She said: “I think it’s a bit of a misconception that if you have children or wider family as a widow you aren’t affected by loneliness, because it can impact you in different ways. You don’t want to be a burden on your family and you want to keep that independence.

“There are a group of us who go to the same events, look after each other and make sure everyone’s OK.

“A lot of widows use the service, one only lost her husband a matter of weeks ago, and this is a great way to build confidence and find new hobbies or friends.”

Patricia first used the British Red Cross were around 20 years ago when her brother fell on hard times and was in desperate need of support for him.

“My husband died six years ago and my brother six and a half years ago so it was at that point I began to rely a bit more on the Red Cross services to keep myself busy as best I could.

“I’ve had lung cancer for three years and during Covid I had to go in for a major operation – the support the British Red Cross offered me after that was fantastic.”

She urged people in her situation who might be feeling lonely to contact the British Red Cross for help.

She said: “There are no barriers in getting the support you need – whether you are on your own, being cared for or the carer yourself. It doesn’t matter who you are, you will always be welcomed by the amazing staff, volunteers and the people who are already using the service.”

Rob Murray, Director for Scotland, said: “The festive period can be a lonely time for so many across the country.”

Our campaign

The Sunday Post and Age Scotland’s campaign to eradicate loneliness received a standing ovation at Holyrood last week.

Scottish Conservative MSP Jamie Greene told parliament: “For most of us Christmas and New year is a time to look forward to, But many people dread this time of year. Grief, depression, and domestic abuse and loneliness are too often the unwelcome guests of this season.

“Sadly last year 762 of our fellow Scots completed suicide and this year over 100,000 will be eating their Christmas dinner on their own. On that, can I commend the work of the Sunday Post and Age Scotland for their incredible campaigning on the issue of loneliness.”

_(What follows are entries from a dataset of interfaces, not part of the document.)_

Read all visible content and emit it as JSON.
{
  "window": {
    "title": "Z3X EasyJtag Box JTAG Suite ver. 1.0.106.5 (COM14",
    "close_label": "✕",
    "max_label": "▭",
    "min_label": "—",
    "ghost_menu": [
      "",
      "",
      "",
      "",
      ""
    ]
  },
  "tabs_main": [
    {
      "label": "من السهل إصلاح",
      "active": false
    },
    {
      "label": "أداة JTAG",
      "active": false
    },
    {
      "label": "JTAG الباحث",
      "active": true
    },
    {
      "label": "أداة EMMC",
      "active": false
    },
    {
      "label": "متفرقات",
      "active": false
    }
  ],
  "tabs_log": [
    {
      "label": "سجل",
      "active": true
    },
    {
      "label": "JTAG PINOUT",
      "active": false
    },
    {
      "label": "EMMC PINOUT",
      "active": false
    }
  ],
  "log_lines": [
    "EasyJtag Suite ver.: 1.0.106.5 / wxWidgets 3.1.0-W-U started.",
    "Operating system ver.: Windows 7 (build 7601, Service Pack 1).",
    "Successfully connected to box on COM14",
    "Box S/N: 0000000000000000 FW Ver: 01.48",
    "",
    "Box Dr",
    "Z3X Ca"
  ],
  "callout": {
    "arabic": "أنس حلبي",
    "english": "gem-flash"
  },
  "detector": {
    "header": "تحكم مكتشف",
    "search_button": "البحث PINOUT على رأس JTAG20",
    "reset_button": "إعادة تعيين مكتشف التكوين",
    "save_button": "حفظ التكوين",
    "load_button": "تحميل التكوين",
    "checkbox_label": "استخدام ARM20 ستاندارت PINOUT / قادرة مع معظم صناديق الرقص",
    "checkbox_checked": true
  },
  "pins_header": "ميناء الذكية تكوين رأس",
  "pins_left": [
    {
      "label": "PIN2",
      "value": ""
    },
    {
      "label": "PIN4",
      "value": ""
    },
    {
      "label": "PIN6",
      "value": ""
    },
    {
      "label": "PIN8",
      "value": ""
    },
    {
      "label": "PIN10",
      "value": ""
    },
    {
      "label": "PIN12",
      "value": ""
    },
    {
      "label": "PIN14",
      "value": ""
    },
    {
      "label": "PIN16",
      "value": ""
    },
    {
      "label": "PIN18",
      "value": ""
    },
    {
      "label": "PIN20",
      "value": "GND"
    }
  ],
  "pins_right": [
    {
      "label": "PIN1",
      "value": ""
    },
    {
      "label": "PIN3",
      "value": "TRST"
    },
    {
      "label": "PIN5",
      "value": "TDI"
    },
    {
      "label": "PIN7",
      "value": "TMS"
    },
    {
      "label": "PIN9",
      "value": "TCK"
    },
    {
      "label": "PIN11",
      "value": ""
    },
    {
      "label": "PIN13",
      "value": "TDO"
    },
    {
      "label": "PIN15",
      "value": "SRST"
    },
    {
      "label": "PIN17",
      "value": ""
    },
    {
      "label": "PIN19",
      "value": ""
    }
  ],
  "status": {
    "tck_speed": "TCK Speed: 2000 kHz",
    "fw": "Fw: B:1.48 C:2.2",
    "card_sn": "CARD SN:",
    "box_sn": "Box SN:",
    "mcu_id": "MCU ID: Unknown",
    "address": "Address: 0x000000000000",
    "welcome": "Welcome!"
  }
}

Our campaign called on the government to do more to eradicate loneliness and isolation following shocking health warnings that it can increase the risk of dementia by 50% and the risk of heart attack and stroke by over 30%.

Age Scotland helpline is 0800 1244 222 or contact